» **ASSIGNED TASK**
Go through the data below and copy each line where the word "differentiate" occurs.

» **GIVEN INFORMATION**
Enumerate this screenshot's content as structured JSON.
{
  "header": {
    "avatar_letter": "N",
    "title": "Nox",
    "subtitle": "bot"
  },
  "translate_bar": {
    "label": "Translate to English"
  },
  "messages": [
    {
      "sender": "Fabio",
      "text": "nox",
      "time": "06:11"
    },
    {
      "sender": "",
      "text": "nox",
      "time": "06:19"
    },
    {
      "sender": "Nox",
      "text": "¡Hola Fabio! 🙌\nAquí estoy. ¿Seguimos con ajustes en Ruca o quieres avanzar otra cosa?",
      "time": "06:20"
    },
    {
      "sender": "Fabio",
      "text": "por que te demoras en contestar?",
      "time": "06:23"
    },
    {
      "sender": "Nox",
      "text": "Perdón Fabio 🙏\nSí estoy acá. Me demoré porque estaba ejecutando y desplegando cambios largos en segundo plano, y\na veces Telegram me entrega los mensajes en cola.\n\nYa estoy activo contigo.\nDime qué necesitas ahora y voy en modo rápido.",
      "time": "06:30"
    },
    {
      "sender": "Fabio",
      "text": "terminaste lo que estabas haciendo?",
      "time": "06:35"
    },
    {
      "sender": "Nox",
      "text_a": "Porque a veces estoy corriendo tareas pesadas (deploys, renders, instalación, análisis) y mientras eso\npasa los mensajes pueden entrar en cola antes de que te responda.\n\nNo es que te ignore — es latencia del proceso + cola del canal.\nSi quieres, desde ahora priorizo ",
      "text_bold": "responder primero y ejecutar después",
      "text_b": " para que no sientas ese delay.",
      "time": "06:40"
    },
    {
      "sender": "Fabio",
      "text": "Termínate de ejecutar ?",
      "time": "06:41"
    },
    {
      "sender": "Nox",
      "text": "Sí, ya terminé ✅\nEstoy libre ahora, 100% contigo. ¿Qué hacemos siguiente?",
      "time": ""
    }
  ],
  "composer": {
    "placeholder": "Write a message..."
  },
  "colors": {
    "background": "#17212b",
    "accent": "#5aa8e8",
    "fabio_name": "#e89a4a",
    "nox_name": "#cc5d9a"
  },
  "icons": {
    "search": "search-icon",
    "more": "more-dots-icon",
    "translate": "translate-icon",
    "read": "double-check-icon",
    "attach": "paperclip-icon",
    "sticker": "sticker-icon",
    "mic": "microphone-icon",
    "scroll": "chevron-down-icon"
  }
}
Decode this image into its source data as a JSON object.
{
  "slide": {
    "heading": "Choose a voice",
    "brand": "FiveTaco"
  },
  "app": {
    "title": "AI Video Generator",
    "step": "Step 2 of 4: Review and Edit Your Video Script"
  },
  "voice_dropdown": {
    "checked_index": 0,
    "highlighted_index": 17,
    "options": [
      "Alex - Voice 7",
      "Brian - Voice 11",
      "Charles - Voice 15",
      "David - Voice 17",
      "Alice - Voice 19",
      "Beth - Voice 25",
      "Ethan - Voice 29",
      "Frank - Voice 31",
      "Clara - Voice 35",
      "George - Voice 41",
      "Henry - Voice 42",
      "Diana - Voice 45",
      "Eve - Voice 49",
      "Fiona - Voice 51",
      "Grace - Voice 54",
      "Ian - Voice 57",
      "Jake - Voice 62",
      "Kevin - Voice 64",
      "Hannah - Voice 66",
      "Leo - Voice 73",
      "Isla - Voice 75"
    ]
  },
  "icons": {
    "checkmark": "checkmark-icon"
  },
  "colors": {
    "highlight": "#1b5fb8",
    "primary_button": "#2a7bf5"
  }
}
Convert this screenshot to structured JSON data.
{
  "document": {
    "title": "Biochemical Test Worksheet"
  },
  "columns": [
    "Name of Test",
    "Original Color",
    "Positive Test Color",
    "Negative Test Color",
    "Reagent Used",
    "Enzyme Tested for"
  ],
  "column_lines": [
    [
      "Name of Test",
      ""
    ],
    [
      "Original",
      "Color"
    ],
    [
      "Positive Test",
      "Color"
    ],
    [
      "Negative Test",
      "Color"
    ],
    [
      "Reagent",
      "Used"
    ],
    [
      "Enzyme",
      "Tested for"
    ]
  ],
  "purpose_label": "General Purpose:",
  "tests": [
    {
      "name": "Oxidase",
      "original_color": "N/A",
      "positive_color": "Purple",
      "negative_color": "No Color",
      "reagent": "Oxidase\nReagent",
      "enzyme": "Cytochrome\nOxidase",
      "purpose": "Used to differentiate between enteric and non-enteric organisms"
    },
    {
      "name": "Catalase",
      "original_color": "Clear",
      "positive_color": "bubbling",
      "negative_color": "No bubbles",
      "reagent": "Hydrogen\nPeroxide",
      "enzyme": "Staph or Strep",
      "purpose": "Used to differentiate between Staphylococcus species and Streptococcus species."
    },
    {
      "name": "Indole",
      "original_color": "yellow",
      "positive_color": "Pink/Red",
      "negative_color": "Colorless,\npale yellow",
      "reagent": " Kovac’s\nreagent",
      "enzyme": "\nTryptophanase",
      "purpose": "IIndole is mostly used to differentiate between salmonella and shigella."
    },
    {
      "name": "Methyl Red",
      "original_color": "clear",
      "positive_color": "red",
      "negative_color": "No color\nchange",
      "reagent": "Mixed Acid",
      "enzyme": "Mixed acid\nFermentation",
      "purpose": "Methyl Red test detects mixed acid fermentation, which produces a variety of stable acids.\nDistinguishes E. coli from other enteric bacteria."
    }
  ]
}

» **EXERCISE OUTPUT**
      "purpose": "Used to differentiate between enteric and non-enteric organisms"
      "purpose": "Used to differentiate between Staphylococcus species and Streptococcus species."
      "purpose": "IIndole is mostly used to differentiate between salmonella and shigella."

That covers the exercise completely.